THE TASK. Read each line of the material and note whether it contains "name". Give the number of such lines and nothing else.

PROVIDED INFORMATION.
# # # #

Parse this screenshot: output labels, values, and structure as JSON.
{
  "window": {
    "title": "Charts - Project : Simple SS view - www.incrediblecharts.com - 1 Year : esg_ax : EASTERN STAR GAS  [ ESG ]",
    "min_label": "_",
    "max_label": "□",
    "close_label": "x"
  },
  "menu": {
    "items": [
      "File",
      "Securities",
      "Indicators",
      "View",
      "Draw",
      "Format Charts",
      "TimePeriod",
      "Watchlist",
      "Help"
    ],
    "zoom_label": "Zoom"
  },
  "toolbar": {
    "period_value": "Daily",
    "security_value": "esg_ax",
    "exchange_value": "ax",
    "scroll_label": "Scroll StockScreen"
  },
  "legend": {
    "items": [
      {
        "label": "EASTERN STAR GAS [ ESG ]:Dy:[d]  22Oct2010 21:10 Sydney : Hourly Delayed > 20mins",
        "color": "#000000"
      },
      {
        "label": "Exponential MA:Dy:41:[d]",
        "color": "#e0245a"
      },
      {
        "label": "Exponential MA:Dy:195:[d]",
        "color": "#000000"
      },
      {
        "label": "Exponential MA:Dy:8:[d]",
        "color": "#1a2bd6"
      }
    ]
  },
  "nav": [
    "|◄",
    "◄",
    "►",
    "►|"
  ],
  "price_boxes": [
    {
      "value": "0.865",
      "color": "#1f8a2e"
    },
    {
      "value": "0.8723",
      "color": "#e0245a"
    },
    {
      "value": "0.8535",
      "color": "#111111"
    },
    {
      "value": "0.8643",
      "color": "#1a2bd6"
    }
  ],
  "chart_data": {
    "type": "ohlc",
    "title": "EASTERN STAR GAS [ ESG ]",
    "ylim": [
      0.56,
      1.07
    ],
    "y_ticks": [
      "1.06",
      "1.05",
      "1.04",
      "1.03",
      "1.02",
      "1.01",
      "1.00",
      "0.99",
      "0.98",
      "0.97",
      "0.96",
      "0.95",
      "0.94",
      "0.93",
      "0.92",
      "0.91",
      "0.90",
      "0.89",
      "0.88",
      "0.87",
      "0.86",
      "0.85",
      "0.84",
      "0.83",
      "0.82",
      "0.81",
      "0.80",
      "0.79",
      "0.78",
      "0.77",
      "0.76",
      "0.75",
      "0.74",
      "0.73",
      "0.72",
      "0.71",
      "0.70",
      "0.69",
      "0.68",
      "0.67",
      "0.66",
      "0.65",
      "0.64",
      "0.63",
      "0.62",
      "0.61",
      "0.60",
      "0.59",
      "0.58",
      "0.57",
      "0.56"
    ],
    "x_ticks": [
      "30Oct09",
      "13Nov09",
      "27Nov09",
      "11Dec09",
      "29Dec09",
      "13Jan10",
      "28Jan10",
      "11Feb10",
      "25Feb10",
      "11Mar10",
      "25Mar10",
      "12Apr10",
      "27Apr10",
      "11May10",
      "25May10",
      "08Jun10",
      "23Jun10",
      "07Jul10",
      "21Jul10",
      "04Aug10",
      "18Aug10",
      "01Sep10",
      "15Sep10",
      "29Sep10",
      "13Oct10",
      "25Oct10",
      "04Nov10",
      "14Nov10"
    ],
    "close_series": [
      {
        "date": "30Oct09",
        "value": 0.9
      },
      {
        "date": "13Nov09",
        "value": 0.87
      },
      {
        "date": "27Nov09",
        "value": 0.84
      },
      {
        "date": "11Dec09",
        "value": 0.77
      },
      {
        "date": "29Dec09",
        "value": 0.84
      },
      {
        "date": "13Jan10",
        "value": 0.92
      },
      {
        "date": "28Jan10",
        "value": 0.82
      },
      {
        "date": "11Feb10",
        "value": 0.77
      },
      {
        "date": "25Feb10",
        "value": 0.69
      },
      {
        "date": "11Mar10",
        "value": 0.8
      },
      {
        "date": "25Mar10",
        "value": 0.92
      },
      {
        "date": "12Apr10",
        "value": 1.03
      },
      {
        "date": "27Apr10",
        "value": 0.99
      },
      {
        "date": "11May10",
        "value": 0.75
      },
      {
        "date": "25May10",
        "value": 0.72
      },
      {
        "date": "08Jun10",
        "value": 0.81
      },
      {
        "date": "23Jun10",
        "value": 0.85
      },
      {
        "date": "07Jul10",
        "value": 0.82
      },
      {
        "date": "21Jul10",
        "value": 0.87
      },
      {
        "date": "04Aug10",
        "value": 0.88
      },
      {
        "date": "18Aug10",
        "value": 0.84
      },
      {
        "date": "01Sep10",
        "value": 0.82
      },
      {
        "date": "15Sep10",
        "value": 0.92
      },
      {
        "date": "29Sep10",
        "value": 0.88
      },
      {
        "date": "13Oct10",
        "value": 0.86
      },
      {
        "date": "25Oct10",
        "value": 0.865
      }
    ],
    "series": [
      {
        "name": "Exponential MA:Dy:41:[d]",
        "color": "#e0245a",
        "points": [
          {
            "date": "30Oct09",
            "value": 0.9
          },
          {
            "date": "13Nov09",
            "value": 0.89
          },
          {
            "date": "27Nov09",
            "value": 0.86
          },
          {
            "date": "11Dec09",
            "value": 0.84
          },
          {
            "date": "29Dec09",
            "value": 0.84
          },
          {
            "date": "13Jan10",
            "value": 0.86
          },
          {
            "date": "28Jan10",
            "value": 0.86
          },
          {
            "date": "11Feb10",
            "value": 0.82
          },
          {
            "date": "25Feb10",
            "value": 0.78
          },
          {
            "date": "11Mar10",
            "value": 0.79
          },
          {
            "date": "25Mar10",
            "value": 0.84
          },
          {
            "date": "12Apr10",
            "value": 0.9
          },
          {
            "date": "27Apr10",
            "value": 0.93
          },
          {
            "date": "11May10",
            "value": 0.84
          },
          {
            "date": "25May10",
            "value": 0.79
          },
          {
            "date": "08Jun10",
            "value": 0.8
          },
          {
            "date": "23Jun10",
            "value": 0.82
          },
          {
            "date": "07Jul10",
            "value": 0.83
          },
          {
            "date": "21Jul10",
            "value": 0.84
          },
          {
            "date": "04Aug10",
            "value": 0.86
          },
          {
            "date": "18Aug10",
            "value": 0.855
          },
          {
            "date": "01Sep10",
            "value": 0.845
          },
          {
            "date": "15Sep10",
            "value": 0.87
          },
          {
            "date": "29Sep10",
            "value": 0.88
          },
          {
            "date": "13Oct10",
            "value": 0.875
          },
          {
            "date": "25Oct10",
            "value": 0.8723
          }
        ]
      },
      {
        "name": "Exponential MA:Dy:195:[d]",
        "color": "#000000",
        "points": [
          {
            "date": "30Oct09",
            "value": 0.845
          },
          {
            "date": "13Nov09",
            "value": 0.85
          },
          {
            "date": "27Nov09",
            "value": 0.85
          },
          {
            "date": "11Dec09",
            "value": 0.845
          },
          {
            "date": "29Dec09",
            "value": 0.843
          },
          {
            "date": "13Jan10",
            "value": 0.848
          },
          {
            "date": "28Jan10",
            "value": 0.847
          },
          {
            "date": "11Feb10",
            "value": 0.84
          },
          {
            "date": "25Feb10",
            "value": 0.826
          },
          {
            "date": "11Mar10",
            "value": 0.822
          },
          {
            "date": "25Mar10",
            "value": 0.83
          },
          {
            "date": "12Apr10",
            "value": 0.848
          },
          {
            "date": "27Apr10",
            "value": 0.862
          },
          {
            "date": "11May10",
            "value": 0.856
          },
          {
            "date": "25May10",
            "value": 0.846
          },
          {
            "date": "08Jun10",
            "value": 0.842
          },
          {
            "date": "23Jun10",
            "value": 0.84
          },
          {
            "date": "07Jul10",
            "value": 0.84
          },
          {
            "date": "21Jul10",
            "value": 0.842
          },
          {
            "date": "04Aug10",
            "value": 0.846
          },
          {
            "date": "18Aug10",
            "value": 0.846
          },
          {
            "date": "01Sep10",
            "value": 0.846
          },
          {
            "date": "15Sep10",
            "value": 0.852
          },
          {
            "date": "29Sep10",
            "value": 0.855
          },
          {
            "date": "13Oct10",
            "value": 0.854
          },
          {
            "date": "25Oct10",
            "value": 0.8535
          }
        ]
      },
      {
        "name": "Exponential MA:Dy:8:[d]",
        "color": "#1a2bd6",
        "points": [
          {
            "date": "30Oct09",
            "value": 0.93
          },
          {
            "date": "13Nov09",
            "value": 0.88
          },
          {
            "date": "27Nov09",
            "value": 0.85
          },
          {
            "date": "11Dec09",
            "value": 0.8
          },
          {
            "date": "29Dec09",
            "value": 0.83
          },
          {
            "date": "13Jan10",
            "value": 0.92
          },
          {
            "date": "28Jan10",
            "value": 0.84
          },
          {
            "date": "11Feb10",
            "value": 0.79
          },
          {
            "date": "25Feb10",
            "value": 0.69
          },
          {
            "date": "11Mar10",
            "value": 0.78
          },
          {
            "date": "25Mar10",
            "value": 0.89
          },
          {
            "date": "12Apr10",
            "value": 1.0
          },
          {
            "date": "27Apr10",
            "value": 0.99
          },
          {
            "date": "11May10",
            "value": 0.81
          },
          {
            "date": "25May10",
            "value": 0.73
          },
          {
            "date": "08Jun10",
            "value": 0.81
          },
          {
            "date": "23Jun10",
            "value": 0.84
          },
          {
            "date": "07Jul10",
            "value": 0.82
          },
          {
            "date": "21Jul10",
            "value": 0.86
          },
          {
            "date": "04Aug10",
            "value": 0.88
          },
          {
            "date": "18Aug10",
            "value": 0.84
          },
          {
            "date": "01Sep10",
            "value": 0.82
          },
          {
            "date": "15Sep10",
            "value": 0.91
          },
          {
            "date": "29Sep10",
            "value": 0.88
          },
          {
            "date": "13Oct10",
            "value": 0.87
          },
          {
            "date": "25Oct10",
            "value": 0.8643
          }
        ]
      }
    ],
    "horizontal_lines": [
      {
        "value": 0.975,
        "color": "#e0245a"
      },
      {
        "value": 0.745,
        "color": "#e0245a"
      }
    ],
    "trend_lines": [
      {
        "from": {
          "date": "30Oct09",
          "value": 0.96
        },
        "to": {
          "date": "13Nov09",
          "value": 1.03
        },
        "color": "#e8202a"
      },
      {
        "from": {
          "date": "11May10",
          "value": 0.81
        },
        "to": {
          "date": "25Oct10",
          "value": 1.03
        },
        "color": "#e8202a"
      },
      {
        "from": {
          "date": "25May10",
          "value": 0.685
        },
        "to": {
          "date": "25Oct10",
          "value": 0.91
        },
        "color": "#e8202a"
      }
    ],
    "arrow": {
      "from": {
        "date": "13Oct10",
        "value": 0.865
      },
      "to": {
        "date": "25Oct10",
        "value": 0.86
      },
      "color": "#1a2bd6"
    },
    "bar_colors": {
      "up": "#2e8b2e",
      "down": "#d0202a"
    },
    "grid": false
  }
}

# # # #

TASK ANSWER. 3